--- Extracted entries Enclosed Below ---

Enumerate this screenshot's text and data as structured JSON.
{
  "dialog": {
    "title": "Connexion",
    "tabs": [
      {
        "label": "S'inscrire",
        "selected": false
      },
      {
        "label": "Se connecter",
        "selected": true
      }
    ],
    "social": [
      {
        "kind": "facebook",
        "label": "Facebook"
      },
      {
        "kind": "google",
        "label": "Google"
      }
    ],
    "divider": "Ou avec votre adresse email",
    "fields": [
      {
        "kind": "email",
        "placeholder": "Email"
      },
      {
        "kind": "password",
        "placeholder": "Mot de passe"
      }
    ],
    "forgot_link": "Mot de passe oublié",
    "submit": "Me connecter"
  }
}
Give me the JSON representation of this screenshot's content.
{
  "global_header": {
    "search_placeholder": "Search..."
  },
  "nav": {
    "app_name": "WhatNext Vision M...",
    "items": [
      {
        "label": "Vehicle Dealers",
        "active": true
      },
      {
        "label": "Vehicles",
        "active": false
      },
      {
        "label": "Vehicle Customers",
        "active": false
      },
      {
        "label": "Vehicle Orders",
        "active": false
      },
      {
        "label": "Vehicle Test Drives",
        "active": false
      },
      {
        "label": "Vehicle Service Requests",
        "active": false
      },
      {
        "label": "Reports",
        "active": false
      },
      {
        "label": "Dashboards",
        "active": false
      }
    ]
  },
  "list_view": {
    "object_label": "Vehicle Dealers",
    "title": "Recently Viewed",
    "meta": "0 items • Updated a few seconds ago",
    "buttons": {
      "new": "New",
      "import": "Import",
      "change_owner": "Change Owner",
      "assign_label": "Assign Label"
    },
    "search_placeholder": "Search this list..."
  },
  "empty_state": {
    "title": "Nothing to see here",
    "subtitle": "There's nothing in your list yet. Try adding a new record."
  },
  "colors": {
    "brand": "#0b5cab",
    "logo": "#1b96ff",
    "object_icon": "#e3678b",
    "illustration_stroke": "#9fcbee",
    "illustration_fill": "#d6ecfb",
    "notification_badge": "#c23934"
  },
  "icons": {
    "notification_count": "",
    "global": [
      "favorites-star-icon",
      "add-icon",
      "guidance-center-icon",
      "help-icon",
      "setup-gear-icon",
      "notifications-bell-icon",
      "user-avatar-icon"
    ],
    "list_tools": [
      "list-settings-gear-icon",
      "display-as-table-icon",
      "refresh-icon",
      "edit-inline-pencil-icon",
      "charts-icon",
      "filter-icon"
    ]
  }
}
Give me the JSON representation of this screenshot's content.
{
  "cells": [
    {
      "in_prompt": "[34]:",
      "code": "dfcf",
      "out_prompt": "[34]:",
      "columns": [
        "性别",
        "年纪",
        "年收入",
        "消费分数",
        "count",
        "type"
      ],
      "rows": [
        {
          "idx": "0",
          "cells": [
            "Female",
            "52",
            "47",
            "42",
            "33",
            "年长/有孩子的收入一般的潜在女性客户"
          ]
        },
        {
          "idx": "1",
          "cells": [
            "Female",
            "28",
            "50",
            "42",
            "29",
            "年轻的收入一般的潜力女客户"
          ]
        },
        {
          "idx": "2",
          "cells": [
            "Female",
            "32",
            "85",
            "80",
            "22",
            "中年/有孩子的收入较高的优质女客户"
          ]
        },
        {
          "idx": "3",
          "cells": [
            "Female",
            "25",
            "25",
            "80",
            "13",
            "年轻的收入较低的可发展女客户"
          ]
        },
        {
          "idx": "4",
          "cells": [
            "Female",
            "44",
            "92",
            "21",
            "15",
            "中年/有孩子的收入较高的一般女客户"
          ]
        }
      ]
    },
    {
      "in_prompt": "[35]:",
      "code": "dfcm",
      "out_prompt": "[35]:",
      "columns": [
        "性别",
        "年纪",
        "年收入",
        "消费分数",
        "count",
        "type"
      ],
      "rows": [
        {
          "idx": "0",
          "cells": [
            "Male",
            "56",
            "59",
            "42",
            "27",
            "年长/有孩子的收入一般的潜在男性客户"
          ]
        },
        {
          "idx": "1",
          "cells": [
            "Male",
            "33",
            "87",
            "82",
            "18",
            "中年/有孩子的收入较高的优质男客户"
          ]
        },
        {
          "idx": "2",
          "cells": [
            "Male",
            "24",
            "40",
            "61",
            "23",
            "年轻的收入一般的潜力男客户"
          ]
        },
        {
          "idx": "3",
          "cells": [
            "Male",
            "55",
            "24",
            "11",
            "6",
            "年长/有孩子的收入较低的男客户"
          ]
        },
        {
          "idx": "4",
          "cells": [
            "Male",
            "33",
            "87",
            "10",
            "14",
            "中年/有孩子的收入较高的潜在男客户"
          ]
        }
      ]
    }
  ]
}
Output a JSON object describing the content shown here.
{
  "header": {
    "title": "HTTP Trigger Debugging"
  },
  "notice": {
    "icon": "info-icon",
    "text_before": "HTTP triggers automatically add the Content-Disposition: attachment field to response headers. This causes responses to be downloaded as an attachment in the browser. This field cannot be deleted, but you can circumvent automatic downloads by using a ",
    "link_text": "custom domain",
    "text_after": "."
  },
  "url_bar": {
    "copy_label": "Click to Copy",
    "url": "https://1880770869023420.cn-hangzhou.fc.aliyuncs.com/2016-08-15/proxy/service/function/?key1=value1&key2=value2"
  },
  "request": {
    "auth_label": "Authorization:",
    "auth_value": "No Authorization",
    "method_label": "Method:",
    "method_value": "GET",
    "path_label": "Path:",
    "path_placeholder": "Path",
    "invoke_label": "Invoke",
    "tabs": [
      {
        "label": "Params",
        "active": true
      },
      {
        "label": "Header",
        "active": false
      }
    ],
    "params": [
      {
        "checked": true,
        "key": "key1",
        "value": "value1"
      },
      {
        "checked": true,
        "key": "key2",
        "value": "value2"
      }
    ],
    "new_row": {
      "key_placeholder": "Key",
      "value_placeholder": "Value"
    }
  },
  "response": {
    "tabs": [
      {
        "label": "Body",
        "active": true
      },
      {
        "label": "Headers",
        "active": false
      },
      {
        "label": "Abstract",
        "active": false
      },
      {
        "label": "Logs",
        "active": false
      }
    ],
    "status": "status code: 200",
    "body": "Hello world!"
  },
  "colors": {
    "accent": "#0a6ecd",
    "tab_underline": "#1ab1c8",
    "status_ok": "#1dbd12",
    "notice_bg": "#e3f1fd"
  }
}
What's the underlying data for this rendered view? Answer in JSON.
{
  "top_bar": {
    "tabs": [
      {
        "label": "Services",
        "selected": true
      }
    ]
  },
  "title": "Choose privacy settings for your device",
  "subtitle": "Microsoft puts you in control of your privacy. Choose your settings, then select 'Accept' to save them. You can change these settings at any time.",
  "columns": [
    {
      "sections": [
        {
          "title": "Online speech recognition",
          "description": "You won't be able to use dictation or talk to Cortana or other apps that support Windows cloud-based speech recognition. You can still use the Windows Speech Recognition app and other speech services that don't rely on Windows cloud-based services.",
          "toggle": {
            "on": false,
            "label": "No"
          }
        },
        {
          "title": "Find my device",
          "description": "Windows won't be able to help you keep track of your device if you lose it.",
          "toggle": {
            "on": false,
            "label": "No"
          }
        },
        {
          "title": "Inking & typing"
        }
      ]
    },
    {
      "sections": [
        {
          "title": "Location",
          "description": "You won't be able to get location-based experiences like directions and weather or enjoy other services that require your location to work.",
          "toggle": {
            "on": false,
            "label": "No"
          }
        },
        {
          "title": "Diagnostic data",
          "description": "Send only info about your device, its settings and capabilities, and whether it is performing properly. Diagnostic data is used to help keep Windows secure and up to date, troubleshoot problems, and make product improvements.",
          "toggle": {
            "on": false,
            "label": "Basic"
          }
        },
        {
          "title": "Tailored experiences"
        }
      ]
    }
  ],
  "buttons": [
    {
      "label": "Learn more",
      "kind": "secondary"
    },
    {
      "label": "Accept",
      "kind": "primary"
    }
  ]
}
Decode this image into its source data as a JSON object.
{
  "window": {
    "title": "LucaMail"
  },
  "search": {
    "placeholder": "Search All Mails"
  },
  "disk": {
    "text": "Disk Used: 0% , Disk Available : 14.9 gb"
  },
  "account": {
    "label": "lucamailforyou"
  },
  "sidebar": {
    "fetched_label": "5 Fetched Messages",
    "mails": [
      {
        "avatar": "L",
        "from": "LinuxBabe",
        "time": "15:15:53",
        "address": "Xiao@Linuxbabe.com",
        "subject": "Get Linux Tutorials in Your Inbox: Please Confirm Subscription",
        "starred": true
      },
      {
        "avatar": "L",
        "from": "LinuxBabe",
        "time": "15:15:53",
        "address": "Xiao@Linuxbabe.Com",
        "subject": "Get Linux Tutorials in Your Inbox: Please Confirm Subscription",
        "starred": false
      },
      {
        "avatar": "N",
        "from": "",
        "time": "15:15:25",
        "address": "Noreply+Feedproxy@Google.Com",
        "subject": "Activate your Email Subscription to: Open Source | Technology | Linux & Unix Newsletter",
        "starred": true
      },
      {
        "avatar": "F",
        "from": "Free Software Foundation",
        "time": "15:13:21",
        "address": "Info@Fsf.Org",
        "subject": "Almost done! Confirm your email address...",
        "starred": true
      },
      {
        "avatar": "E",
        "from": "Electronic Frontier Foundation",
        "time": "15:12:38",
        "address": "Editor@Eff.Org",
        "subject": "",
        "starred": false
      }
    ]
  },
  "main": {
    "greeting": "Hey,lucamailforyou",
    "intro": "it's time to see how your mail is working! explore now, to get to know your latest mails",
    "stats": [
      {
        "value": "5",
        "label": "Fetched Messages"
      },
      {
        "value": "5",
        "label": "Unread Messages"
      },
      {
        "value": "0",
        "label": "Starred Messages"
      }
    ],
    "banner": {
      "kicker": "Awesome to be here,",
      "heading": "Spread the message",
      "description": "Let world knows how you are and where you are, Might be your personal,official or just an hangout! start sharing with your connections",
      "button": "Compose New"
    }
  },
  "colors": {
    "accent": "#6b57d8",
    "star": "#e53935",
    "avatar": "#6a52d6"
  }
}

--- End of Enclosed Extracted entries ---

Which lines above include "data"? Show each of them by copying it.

Enumerate this screenshot's text and data as structured JSON.
What's the underlying data for this rendered view? Answer in JSON.
          "title": "Diagnostic data",
          "description": "Send only info about your device, its settings and capabilities, and whether it is performing properly. Diagnostic data is used to help keep Windows secure and up to date, troubleshoot problems, and make product improvements.",
Decode this image into its source data as a JSON object.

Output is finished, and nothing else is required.